Or, in this case, departures. So McCann Erickson is parting company with its joint executive creative directors, Simon Learman and Brian Fraser. A statement from the pair says they are leaving after "much discussion over the past few months about the creative direction of the McCann network and the structural changes that are taking place. We do not agree with the new way of working ... and the impact we feel this will have on the London office."
The drama, though, lies not so much in their exit - that, after all, had been the subject of speculation for quite some time. What makes this more than the cliched deckchair rearranging is the coup the agency has pulled off over in the States.
Last week, we reported that Linus Karlsson had quit as a co-founder of Mother New York.

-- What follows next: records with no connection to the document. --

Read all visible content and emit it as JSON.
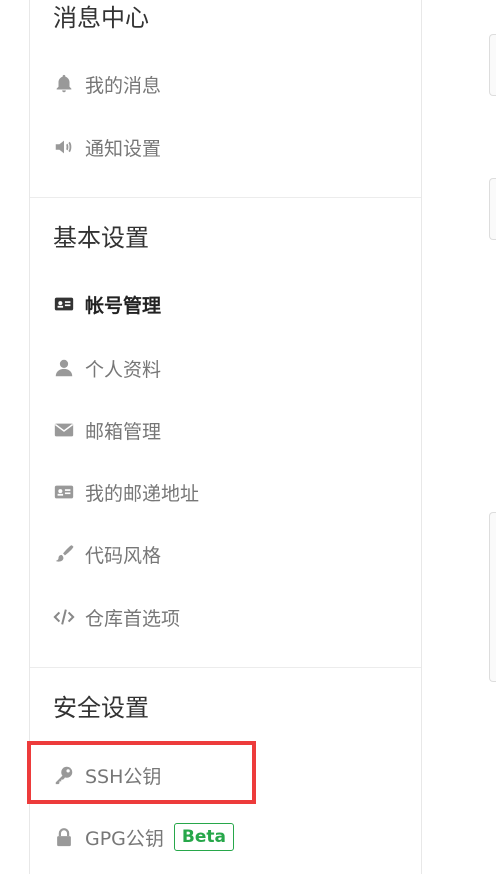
{
  "sections": [
    {
      "title": "消息中心",
      "items": [
        {
          "label": "我的消息",
          "icon": "bell-icon"
        },
        {
          "label": "通知设置",
          "icon": "speaker-icon"
        }
      ]
    },
    {
      "title": "基本设置",
      "items": [
        {
          "label": "帐号管理",
          "icon": "id-card-icon",
          "active": true
        },
        {
          "label": "个人资料",
          "icon": "user-icon"
        },
        {
          "label": "邮箱管理",
          "icon": "envelope-icon"
        },
        {
          "label": "我的邮递地址",
          "icon": "address-card-icon"
        },
        {
          "label": "代码风格",
          "icon": "brush-icon"
        },
        {
          "label": "仓库首选项",
          "icon": "code-icon"
        }
      ]
    },
    {
      "title": "安全设置",
      "items": [
        {
          "label": "SSH公钥",
          "icon": "key-icon"
        },
        {
          "label": "GPG公钥",
          "icon": "lock-icon",
          "badge": "Beta"
        }
      ]
    }
  ],
  "colors": {
    "accent_badge": "#27a74a",
    "highlight": "#ed3b3b",
    "muted_text": "#777777"
  }
}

This week, he has unveiled himself as the new chairman and chief creative officer for McCann, not just in New York but also in London. Last week, it was inconceivable that someone of Karlsson's pedigree would turn his back on a rich creative agency that bore his DNA to join a big, creatively bland network. This week, it's starting to seem more than interesting.
And, last week, it looked like McCann London, if it did ever change creative guard, would struggle to convince the best creative talent to sign up. This week, the UK agency might find some interesting creatives knocking on its door, keen to work with Karlsson and believing that the agency now has the appetite for a creative step-change.
Because it looks like McCann has not found itself just another hired hand who will talk a good creative game for an eye-watering pay cheque, while making absolutely no difference to the overall quality of the work. Karlsson is a game-changing hire.
Despite the cynics who say he's running to the money because he was frustrated that Mother hasn't sold itself and made its millions, Karlsson has the principles and talent that are far from common among his peers. And I know how much Mother loved him. It's clear from the comments of his partner, Paul Malmstrom, that there is an incredible bond between them (page 6).
All of which suggests that, finally, something quite fundamental might be shifting at McCann. Perhaps this time, it means it. Perhaps this time, it is committed to defining itself beyond size and service.
The agency has a long, long way to go before it will be seen as a creative challenger, and the seven-year cycle that Karlsson's career seems to move to (seven years at Paradiset, seven at Fallon Minneapolis, seven at Mother) may not be enough to see it through. But then if McCann can't change its spots in the next seven years, it almost certainly never will.